Social Distancing May Just Bring Us Closer to Ourselves


"Social distancing can be an incredible opportunity for us to take stock of how we are living our lives," says Julia Kamenetsky, clinical psychologist.

"We are social animals. Think back to the time of the cavepeople who lived in groups and relied on one another for survival. Our brains have been literally wired to want connection with other people. When we can't have that connection it brings on emotional pain," said Julia Kamenetsky, clinical psychologist at RIC's Counseling Center.

Due to the outbreak of COVID-19, social distancing was enforced to slow the spread of the disease. Everywhere people are wearing medical masks and rubber gloves, sidestepping each other on the street, giving each other wide berths. The unspoken message is, "You're not safe and I'm not safe." For social creatures, that's distressing. 

But there are ways we can alleviate the stress and bridge the distance, said Kamenetsky. First, she suggests balancing the amount of COVID-19 news we listen to each day and to take a break from discussing the latest news with friends.

"The reality is, you only need to check the news two or three times a day to stay up to date," she said. "But if you're checking the news throughout the day, your nervous system is going to go into overload. It will be in a constant state of fight or flight, preparing for danger. You can't think creatively in that mindset."

A big part of surviving this epidemic, she said, will be through creativity. That means leaving room in our daily lives for the simple, uninhibited pleasure of creative expression – drawing, music, exercise, dance, reading, cooking and gardening, to name a few. 

Secondly, Kamenetsky suggested we look upon social distancing as a kind of retreat. At retreats we withdraw from the world and tune into our relationship with ourselves.

Distancing "can be an incredible opportunity for us to take stock of how we are living our lives," she said, "not only on a personal level but on an interpersonal, environmental and global level."

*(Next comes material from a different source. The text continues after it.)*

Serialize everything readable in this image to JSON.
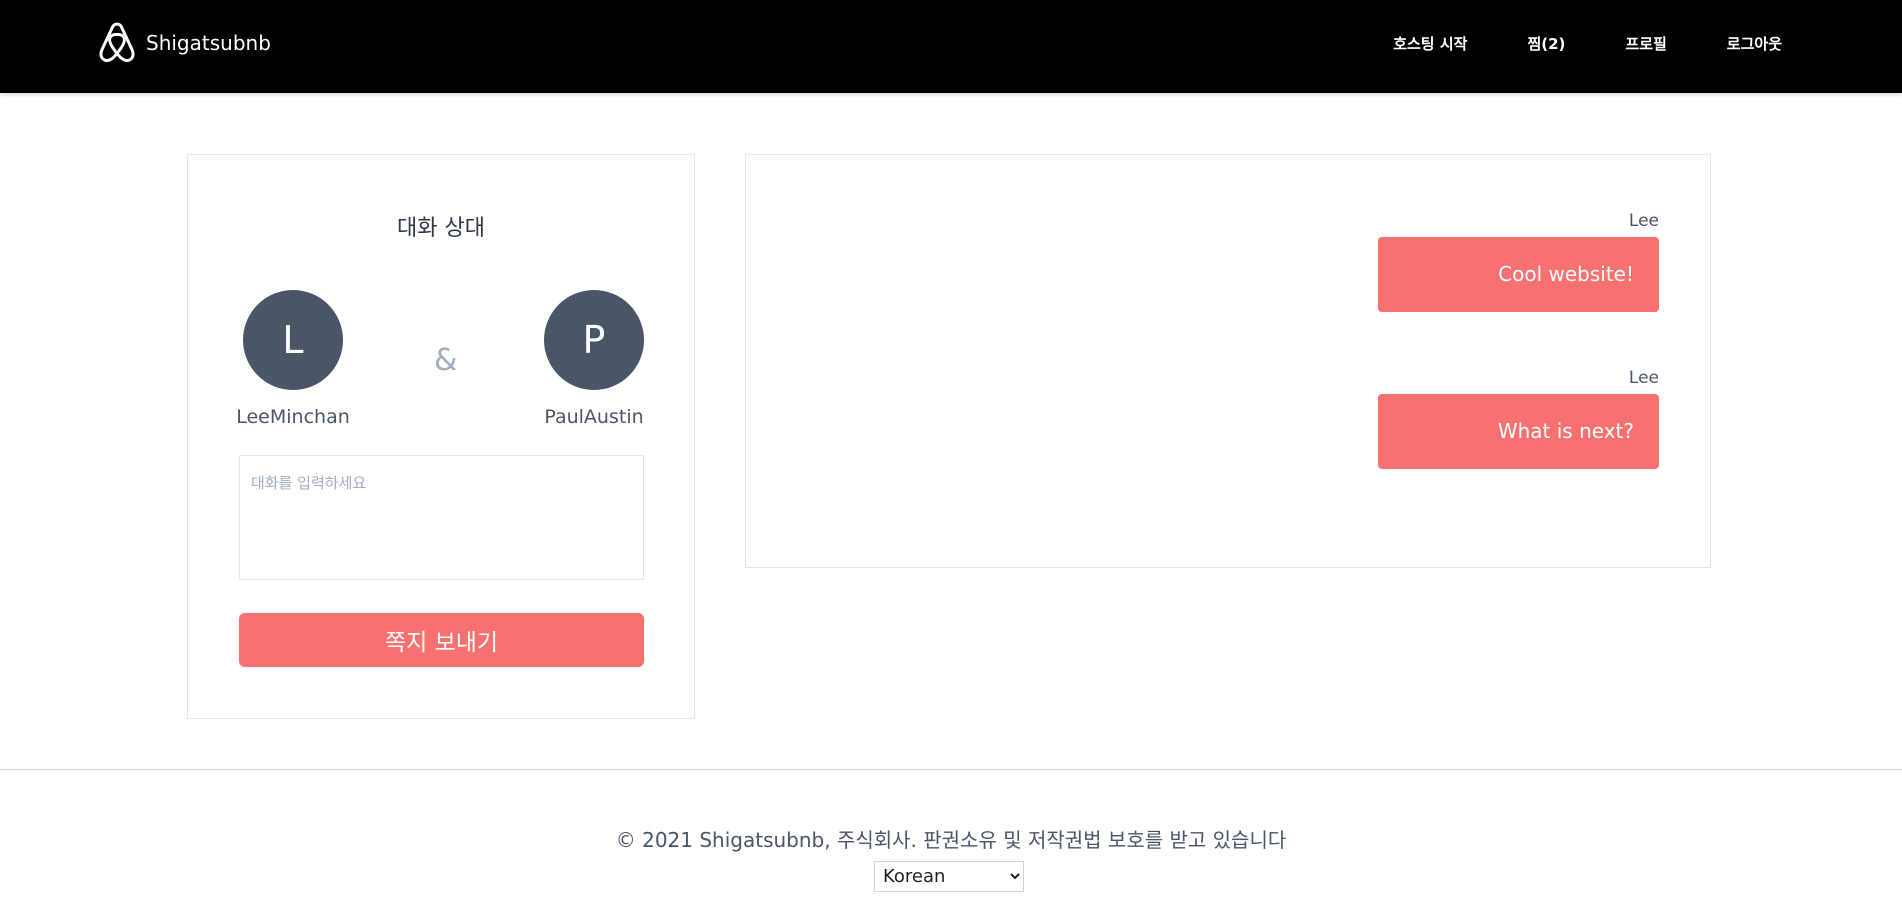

"Instead of just wanting to rush back to our former lives, this is an opportunity to ask ourselves, 'Was the way I was living my life working for me?'" 

"One of the reasons why some of us are either constantly consuming the news or binge-watching movies and shows or consuming substances like alcohol or drugs is because there's an emotional hunger we're not in touch with," she said. 

"This overconsumption is a way of not looking at a deeper hunger for something more meaningful in our lives. We can use this time to get in touch with that deeper hunger. We can ask ourselves, 'What can I shift in my life right now to make my life more meaningful?'"

Kamenetsky encourages people to connect to online support communities, whether it be 12-step meetings or SMART Recovery meetings. 

We're all afraid, she said. No matter how physically or mentally strong we are. It's okay to acknowledge that. It doesn't make us weak. It makes us human.

An extensive list of support groups is available on the Counseling Center's website.

Support for RIC students is also available through the Counseling Center (401-456-8094) and the RIC HOPE Line (401-456-HOPE [4673]).